Amandeep Singh Arora (standing) with employees. Arora was handpicked and brought in as Vice President-Talent Excellence in 2012
His brief was simple: as somebody who had lived, practised and felt what the agents did in the organisation, he had to map out their needs and aspirations. "Essentially, I was putting all the journey I had in the organisation on a new canvas," says Arora.
So how did he and his team of seven (five handpicked from operations) re-engineer it? "There was nothing special really that we did," says Arora. "What we did was proper listening to understand what our agents wanted, what are their concerns, what do they look forward to."
Today, as all scores show that both employee engagement and productivity have risen multifold, Arora feels the biggest contributing factor was the way they set about providing avenues for people to listen to each other.
Town halls - that much feted and talked about engagement tool - were junked. As Mehta points out, like everybody else Teleperformance too had earlier held town halls but soon found out that nobody really shared serious grievances during such assemblies.
So in its place personalised CEO chat sessions were arranged. Mehta would meet employees in small batches of 15 to 20 people. Forty sessions were held last year (2014) and about 900 of the 5,000-odd employees got to chat and share their wants and aspirations.
But even this was not deemed enough. So in a clever twist, Teleperformance used its core strength - call centre operations - to create a standalone channel for its employees. You could call it a call centre for its own employees.
With the employee care (e-care) ticket channel, the lines were opened for all its 5,000 employees across three sites and four offices to log in and voice whatever they felt. "It was a real-time pulse check of what people wanted," says Arora.

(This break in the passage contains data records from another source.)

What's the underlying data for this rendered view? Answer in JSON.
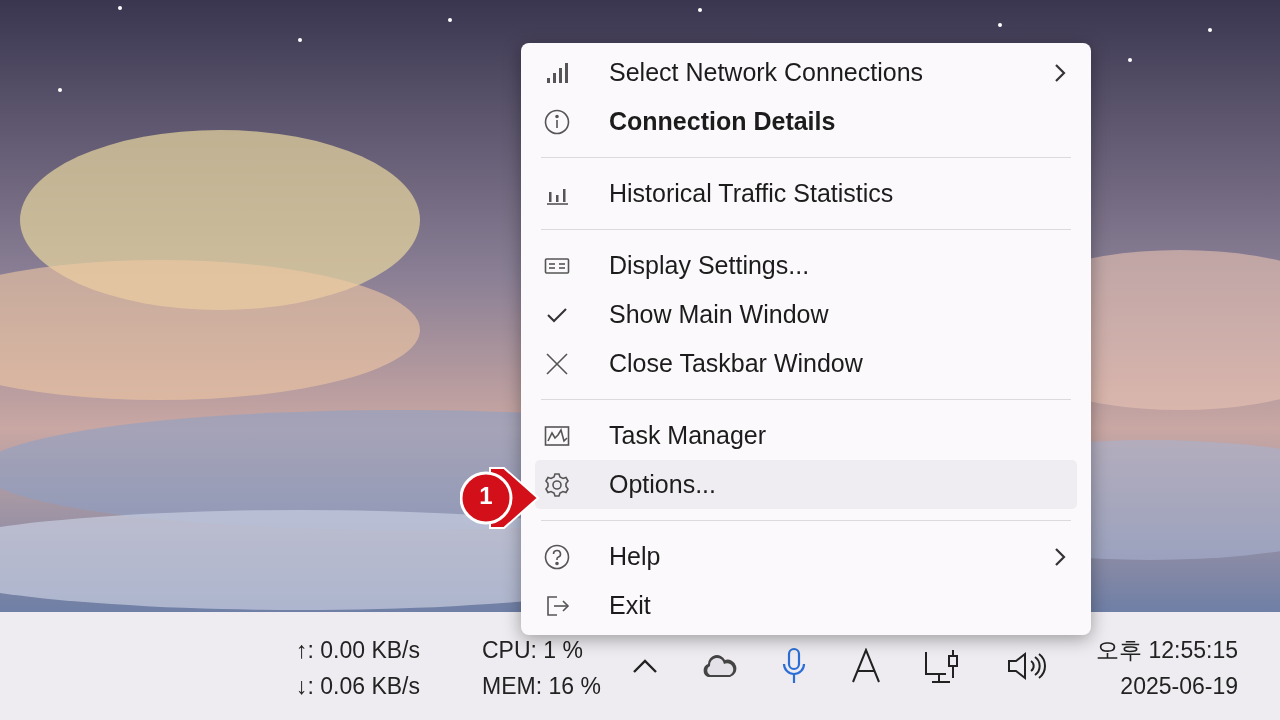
{
  "menu": {
    "items": [
      {
        "kind": "item",
        "label": "Select Network Connections",
        "bold": false,
        "checked": false,
        "submenu": true,
        "selected": false
      },
      {
        "kind": "item",
        "label": "Connection Details",
        "bold": true,
        "checked": false,
        "submenu": false,
        "selected": false
      },
      {
        "kind": "separator"
      },
      {
        "kind": "item",
        "label": "Historical Traffic Statistics",
        "bold": false,
        "checked": false,
        "submenu": false,
        "selected": false
      },
      {
        "kind": "separator"
      },
      {
        "kind": "item",
        "label": "Display Settings...",
        "bold": false,
        "checked": false,
        "submenu": false,
        "selected": false
      },
      {
        "kind": "item",
        "label": "Show Main Window",
        "bold": false,
        "checked": true,
        "submenu": false,
        "selected": false
      },
      {
        "kind": "item",
        "label": "Close Taskbar Window",
        "bold": false,
        "checked": false,
        "submenu": false,
        "selected": false
      },
      {
        "kind": "separator"
      },
      {
        "kind": "item",
        "label": "Task Manager",
        "bold": false,
        "checked": false,
        "submenu": false,
        "selected": false
      },
      {
        "kind": "item",
        "label": "Options...",
        "bold": false,
        "checked": false,
        "submenu": false,
        "selected": true
      },
      {
        "kind": "separator"
      },
      {
        "kind": "item",
        "label": "Help",
        "bold": false,
        "checked": false,
        "submenu": true,
        "selected": false
      },
      {
        "kind": "item",
        "label": "Exit",
        "bold": false,
        "checked": false,
        "submenu": false,
        "selected": false
      }
    ]
  },
  "callout": {
    "label": "1"
  },
  "taskbar": {
    "upload": "↑: 0.00 KB/s",
    "download": "↓: 0.06 KB/s",
    "cpu": "CPU: 1 %",
    "mem": "MEM: 16 %",
    "time": "오후 12:55:15",
    "date": "2025-06-19"
  }
}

Six thousand tickets came in last year and ranged from complaints, suggestions, fresh ideas on issues ranging from integrity, salary, food, travel, facilities and so on. "From ideas on training needs to basic hygiene issues, we started getting a lot of feedback," says Arora.
Managed like a mini call centre for employees, the e-care ticketing system was connected to the intranet of the organisation, where employees could log-in to 'My zone' and post an e-care request. A round-the-clock system, e-ticketing is managed by a team of eight whose responsibility was to provide first resolution within 24 hours of a ticket being raised, and case closure in 72 hours.
A daily report (Voice of Internal Customer Report) is prepared and shared with the MD (Mehta), CFO and heads of various departments, so everybody is in the loop and listening in directly to employees.
So what have been the learnings from rewiring the HR at Teleperformance? Arora says while listening was key, the other big learning was not to create unnecessary processes for the sake of processes. Instead, understand what the business is all about and work to optimise it.
As Mehta sums up, HR systems should be the icing on the cake, but if the cake is not there, then where is the fun.